▽

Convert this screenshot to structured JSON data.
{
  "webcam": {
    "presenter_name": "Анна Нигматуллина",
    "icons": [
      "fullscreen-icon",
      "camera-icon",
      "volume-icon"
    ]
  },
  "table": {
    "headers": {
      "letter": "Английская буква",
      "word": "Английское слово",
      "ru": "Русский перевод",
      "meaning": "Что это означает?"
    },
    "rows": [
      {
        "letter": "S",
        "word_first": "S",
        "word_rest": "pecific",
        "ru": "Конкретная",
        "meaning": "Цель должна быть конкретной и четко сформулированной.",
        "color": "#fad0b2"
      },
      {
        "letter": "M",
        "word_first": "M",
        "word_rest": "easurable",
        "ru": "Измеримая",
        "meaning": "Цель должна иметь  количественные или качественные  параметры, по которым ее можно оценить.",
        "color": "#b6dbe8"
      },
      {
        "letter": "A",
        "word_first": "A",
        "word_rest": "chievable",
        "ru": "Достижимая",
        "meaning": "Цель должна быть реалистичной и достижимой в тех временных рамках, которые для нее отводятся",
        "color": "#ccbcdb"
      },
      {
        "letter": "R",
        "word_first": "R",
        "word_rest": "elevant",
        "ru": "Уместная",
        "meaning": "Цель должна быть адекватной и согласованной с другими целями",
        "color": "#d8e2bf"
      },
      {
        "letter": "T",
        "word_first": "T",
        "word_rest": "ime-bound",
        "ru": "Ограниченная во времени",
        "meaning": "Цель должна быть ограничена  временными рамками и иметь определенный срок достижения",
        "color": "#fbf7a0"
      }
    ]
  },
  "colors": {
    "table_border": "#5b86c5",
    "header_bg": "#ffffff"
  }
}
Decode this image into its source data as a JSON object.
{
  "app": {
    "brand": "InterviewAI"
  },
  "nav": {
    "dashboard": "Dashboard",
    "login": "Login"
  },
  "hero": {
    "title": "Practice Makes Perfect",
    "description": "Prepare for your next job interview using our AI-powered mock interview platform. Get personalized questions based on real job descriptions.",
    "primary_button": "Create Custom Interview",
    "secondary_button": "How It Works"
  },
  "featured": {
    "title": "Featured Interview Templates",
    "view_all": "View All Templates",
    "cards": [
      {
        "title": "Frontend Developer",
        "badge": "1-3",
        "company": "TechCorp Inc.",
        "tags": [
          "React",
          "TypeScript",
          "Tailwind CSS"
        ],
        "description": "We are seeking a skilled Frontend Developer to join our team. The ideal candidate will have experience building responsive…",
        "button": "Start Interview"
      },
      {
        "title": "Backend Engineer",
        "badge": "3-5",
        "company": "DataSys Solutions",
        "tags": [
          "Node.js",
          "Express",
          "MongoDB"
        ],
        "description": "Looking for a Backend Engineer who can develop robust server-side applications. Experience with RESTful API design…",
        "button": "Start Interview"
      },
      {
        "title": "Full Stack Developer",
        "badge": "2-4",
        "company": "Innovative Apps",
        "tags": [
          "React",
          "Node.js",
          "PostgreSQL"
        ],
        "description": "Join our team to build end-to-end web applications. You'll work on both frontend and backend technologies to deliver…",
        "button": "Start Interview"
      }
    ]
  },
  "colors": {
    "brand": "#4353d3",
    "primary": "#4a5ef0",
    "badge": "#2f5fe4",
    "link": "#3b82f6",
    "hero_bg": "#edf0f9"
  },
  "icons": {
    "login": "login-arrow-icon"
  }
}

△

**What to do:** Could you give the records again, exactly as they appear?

**Answer space:**
Convert this screenshot to structured JSON data.
{
  "webcam": {
    "presenter_name": "Анна Нигматуллина",
    "icons": [
      "fullscreen-icon",
      "camera-icon",
      "volume-icon"
    ]
  },
  "table": {
    "headers": {
      "letter": "Английская буква",
      "word": "Английское слово",
      "ru": "Русский перевод",
      "meaning": "Что это означает?"
    },
    "rows": [
      {
        "letter": "S",
        "word_first": "S",
        "word_rest": "pecific",
        "ru": "Конкретная",
        "meaning": "Цель должна быть конкретной и четко сформулированной.",
        "color": "#fad0b2"
      },
      {
        "letter": "M",
        "word_first": "M",
        "word_rest": "easurable",
        "ru": "Измеримая",
        "meaning": "Цель должна иметь  количественные или качественные  параметры, по которым ее можно оценить.",
        "color": "#b6dbe8"
      },
      {
        "letter": "A",
        "word_first": "A",
        "word_rest": "chievable",
        "ru": "Достижимая",
        "meaning": "Цель должна быть реалистичной и достижимой в тех временных рамках, которые для нее отводятся",
        "color": "#ccbcdb"
      },
      {
        "letter": "R",
        "word_first": "R",
        "word_rest": "elevant",
        "ru": "Уместная",
        "meaning": "Цель должна быть адекватной и согласованной с другими целями",
        "color": "#d8e2bf"
      },
      {
        "letter": "T",
        "word_first": "T",
        "word_rest": "ime-bound",
        "ru": "Ограниченная во времени",
        "meaning": "Цель должна быть ограничена  временными рамками и иметь определенный срок достижения",
        "color": "#fbf7a0"
      }
    ]
  },
  "colors": {
    "table_border": "#5b86c5",
    "header_bg": "#ffffff"
  }
}
Decode this image into its source data as a JSON object.
{
  "app": {
    "brand": "InterviewAI"
  },
  "nav": {
    "dashboard": "Dashboard",
    "login": "Login"
  },
  "hero": {
    "title": "Practice Makes Perfect",
    "description": "Prepare for your next job interview using our AI-powered mock interview platform. Get personalized questions based on real job descriptions.",
    "primary_button": "Create Custom Interview",
    "secondary_button": "How It Works"
  },
  "featured": {
    "title": "Featured Interview Templates",
    "view_all": "View All Templates",
    "cards": [
      {
        "title": "Frontend Developer",
        "badge": "1-3",
        "company": "TechCorp Inc.",
        "tags": [
          "React",
          "TypeScript",
          "Tailwind CSS"
        ],
        "description": "We are seeking a skilled Frontend Developer to join our team. The ideal candidate will have experience building responsive…",
        "button": "Start Interview"
      },
      {
        "title": "Backend Engineer",
        "badge": "3-5",
        "company": "DataSys Solutions",
        "tags": [
          "Node.js",
          "Express",
          "MongoDB"
        ],
        "description": "Looking for a Backend Engineer who can develop robust server-side applications. Experience with RESTful API design…",
        "button": "Start Interview"
      },
      {
        "title": "Full Stack Developer",
        "badge": "2-4",
        "company": "Innovative Apps",
        "tags": [
          "React",
          "Node.js",
          "PostgreSQL"
        ],
        "description": "Join our team to build end-to-end web applications. You'll work on both frontend and backend technologies to deliver…",
        "button": "Start Interview"
      }
    ]
  },
  "colors": {
    "brand": "#4353d3",
    "primary": "#4a5ef0",
    "badge": "#2f5fe4",
    "link": "#3b82f6",
    "hero_bg": "#edf0f9"
  },
  "icons": {
    "login": "login-arrow-icon"
  }
}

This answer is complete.